Rick Sumner said...

Hi Steve,

Thanks for sharing your thoughts.

The problem of presuppositions is paramount, I think. One can even find an example of it in my post--the answer isn't necessarily "wrong." The more appropriate response, if we find Eve's treatment of Mt.16.22-23 persuasive, is to count it as a point in favour of Griesbach.

That, of course, would lead to a response from the proponent of Markan priority, followed by rejoinder, and so on and so forth, and would end up being endemic of the problem I see. The explanations would get more nuanced, more convoluted, both parties would refer to Occam a lot, and in the end we'd get a reading that almost inherently has more to do with the milieu of twenty-first century scholars than early Christian authors. Everyone would go home banging their head against the wall, wondering why the other party didn't see the obvious.

It's interesting that you chose Hebrew Bible for those reasons, since I recently picked up a bunch of books on a wide array of subjects in the OT state of affairs, for precisely that reason. The hope being that I'd find a venture that caught my eye the way the Historical Jesus or the New Perspective on Paul did for the NT.

But there I run into a different problem: All roads lead to Egypt. They had the gold, they had the grain, they called the shots, to a large degree.

Me? I'm something of an anomaly. The ANE fascinates me. Except Egypt. Egypt bores me to tears until after the Ides of March.

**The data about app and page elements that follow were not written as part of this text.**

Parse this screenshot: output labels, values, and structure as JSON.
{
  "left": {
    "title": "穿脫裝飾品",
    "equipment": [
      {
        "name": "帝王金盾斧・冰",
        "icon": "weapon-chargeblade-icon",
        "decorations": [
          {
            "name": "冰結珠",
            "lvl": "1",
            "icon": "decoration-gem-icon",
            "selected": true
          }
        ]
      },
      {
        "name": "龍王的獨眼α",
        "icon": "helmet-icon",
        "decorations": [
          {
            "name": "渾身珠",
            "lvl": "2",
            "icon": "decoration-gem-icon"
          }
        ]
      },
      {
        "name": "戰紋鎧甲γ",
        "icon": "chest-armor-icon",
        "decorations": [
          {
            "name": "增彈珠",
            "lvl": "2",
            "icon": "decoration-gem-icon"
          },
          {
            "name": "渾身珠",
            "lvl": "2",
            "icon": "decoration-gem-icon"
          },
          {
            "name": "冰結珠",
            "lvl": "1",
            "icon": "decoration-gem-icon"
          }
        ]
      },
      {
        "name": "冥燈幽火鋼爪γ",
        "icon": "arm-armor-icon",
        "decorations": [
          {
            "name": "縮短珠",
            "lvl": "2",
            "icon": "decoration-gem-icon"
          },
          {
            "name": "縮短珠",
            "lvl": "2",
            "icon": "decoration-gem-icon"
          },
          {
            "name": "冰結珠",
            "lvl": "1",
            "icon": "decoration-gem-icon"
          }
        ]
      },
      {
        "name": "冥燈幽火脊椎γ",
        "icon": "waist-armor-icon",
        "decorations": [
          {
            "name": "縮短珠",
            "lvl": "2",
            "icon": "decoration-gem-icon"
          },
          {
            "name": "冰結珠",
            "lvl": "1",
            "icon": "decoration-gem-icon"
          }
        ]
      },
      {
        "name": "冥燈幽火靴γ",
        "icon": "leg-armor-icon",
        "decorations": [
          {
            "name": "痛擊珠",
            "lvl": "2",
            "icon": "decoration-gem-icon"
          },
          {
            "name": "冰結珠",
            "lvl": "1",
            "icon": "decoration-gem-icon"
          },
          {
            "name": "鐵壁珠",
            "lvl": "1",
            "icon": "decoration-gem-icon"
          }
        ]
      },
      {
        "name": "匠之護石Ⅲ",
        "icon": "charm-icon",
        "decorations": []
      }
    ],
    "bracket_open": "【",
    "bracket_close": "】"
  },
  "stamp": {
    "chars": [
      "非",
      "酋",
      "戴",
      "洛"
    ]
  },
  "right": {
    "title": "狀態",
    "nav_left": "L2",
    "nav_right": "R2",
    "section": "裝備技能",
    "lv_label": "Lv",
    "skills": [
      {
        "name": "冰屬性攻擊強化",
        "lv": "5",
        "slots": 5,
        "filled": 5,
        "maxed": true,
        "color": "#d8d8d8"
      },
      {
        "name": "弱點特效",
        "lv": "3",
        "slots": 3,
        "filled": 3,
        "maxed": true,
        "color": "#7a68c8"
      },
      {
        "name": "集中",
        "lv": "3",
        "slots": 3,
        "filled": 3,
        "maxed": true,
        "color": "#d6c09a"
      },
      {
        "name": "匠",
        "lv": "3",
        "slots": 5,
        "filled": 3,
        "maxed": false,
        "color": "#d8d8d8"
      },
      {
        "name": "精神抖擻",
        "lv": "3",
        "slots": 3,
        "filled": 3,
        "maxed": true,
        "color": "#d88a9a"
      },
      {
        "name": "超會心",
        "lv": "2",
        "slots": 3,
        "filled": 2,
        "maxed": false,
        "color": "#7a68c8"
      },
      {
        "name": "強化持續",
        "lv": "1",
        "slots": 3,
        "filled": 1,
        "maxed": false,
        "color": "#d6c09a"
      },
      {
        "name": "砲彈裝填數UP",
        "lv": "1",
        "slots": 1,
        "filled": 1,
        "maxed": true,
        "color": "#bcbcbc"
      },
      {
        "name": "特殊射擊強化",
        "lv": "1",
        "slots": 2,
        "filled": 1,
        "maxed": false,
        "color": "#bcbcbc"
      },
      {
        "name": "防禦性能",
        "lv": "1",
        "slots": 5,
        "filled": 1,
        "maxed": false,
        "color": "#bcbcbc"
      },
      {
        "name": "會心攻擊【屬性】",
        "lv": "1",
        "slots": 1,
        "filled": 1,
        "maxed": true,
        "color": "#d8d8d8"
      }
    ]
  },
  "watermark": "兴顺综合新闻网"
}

A new approach is exactly what I think is needed. Not just for me, but generally. Though just for me would be a good start for. . .well, me. I'm just not sure that I have one. Which is all the more reason I think I need a break, if not an outright abandonment of the NT. Maybe I'll find something to freshen the perspective elsewhere. But as I see it right now much (most?) exegesis should be graded on how creatively it uses the texts, not how likely it is to be true.

Alan Lenzi said...

The Hebrew Bible isn't much better. I think religious zeal is what motivates most scholars in these fields. When you lose that, you start to scratch your head and wonder why no one else is tired of reading ANOTHER commentary on X or ANOTHER monograph on Job 28, etc.

Steve Runge said...

For the record Rick, I am back in NT studies for the long haul. I got some things figured out regarding how to reframe questions from Christo van der Merwe. I am beginning to focus on the synoptic debate by applying discourse principles to evaluate the minor disagreements in the triple tradition. There is lots to be done, and at the end of the day I am reading my Bible much more closely than I would have before, regularly finding new things in old texts, I could not be happier. I am now psychotically passionate about the importance of having a sound and adaptable theoretical framework. All the rest flows out of this. I'll never go back to the old way again. Reframing the question requires understanding all sides of the argument well enough that presuppositions can be identified. This requires a significant amount of engagement of the theories, and the scholars that employ them. Where are people coming from and why, what led them to make such a hypothesis? If another more plausible explanation can be provided, it eliminates the need for the kooky hypothesis. Note to self: Biblical scholars never throw something out, they add something new. Once a theory has been postulated, it is rarely ever abandoned. Instead, some "remodeling" is done to compensate for the new data. So I have given up on trying to change the mind of the proponent, focusing instead on winning the hearts and minds of the interested spectators who do not have a dog in the fight. They have little to lose with change, but change is very costly for the proponent.